Start of Information shown

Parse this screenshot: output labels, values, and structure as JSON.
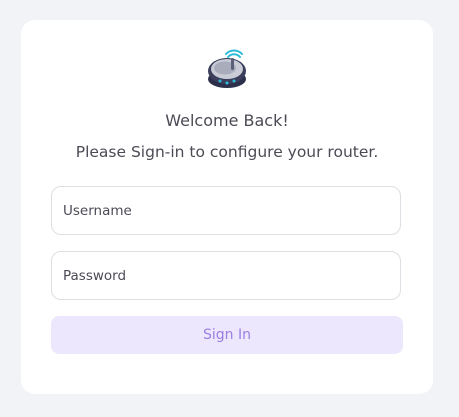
{
  "logo": {
    "icon": "router-icon",
    "accent": "#2bbcd8"
  },
  "login": {
    "welcome": "Welcome Back!",
    "subtitle": "Please Sign-in to configure your router.",
    "username_placeholder": "Username",
    "password_placeholder": "Password",
    "signin_label": "Sign In"
  },
  "colors": {
    "page_background": "#f2f3f7",
    "card_background": "#ffffff",
    "button_background": "#ede7fd",
    "button_text": "#9b7fe0"
  }
}
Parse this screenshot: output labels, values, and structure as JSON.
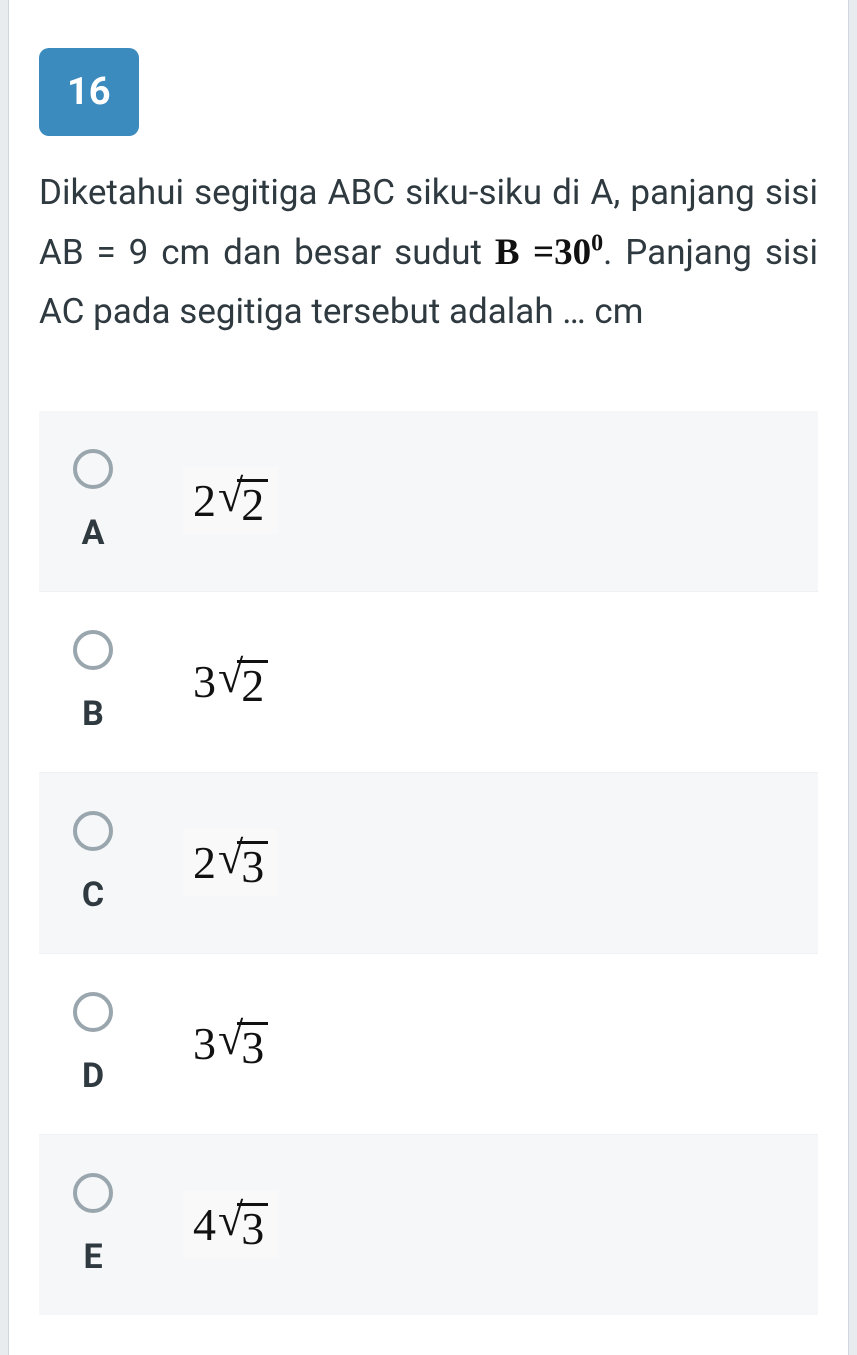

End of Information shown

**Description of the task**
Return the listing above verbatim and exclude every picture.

**Problem solution**
Parse this screenshot: output labels, values, and structure as JSON.
{
  "logo": {
    "icon": "router-icon",
    "accent": "#2bbcd8"
  },
  "login": {
    "welcome": "Welcome Back!",
    "subtitle": "Please Sign-in to configure your router.",
    "username_placeholder": "Username",
    "password_placeholder": "Password",
    "signin_label": "Sign In"
  },
  "colors": {
    "page_background": "#f2f3f7",
    "card_background": "#ffffff",
    "button_background": "#ede7fd",
    "button_text": "#9b7fe0"
  }
}
Parse this screenshot: output labels, values, and structure as JSON.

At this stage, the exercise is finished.